# WHAT TO PRODUCE
Could you copy every line of the data that contains "like"?

----------------

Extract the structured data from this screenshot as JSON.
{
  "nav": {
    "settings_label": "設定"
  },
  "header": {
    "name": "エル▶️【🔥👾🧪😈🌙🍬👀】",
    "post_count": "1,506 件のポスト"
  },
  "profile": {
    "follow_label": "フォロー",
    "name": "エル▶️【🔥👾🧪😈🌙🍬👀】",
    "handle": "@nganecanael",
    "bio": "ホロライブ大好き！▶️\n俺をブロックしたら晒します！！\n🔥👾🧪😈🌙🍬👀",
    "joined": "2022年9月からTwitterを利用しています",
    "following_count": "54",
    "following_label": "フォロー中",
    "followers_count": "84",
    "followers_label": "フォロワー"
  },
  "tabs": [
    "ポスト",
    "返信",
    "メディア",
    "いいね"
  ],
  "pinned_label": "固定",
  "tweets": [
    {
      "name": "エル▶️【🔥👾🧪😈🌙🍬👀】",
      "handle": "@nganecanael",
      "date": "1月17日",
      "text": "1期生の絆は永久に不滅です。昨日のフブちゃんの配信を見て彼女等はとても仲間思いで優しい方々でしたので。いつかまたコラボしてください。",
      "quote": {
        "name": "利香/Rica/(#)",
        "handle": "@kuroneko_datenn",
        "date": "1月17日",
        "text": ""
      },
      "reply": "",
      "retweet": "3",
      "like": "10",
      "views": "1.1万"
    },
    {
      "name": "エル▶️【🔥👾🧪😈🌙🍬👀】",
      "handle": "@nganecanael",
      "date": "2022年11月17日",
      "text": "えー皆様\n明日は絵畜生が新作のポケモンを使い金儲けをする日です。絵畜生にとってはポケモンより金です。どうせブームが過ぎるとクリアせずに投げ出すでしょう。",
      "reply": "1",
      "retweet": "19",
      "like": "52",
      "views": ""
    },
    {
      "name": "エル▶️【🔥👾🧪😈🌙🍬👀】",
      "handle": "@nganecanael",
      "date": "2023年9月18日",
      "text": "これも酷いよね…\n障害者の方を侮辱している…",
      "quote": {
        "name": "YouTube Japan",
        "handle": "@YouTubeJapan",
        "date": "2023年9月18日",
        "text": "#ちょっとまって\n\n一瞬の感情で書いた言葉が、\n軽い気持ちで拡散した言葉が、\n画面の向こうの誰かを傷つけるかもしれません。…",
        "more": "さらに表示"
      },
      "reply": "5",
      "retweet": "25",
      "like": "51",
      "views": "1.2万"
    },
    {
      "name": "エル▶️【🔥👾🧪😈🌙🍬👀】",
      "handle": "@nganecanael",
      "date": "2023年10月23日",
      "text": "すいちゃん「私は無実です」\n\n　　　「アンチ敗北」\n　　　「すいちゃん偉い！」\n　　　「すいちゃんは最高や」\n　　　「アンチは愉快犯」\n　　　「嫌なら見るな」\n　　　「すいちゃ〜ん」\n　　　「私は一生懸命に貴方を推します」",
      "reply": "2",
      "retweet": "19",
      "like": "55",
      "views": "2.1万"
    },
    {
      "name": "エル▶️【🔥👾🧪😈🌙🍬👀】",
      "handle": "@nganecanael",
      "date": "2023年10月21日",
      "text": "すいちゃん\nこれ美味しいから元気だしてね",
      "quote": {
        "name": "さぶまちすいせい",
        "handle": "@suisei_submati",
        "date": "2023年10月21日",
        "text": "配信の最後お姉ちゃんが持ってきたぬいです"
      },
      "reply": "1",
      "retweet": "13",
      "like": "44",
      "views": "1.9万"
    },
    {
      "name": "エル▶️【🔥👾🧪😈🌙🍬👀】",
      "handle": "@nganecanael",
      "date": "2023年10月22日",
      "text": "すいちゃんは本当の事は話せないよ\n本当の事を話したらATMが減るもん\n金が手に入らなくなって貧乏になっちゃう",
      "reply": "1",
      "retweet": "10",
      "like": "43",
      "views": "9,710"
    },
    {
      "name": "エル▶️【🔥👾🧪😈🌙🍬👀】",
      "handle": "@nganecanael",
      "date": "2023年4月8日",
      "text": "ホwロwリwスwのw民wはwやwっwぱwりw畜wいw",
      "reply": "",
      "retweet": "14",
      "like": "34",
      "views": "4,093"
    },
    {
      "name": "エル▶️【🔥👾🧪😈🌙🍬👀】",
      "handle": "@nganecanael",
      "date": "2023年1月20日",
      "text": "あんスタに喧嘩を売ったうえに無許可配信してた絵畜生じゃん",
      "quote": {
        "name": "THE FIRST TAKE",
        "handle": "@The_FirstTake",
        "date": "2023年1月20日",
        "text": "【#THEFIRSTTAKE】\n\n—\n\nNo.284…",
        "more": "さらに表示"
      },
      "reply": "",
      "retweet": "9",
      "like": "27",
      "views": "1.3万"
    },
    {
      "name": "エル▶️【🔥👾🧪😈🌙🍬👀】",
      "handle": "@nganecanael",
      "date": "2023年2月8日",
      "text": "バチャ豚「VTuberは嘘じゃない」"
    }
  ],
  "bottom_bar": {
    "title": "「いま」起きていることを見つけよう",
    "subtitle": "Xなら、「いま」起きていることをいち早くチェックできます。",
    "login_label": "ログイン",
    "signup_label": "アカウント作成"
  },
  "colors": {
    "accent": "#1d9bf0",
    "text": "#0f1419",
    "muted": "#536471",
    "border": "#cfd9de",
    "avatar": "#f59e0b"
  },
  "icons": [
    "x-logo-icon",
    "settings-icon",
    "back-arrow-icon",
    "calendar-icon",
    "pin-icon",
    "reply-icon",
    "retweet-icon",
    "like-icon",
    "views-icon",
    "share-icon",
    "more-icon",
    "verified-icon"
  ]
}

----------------

# THE ANSWER
      "like": "10",
      "like": "52",
      "like": "51",
      "like": "55",
      "like": "44",
      "like": "43",
      "like": "34",
      "like": "27",
    "like-icon",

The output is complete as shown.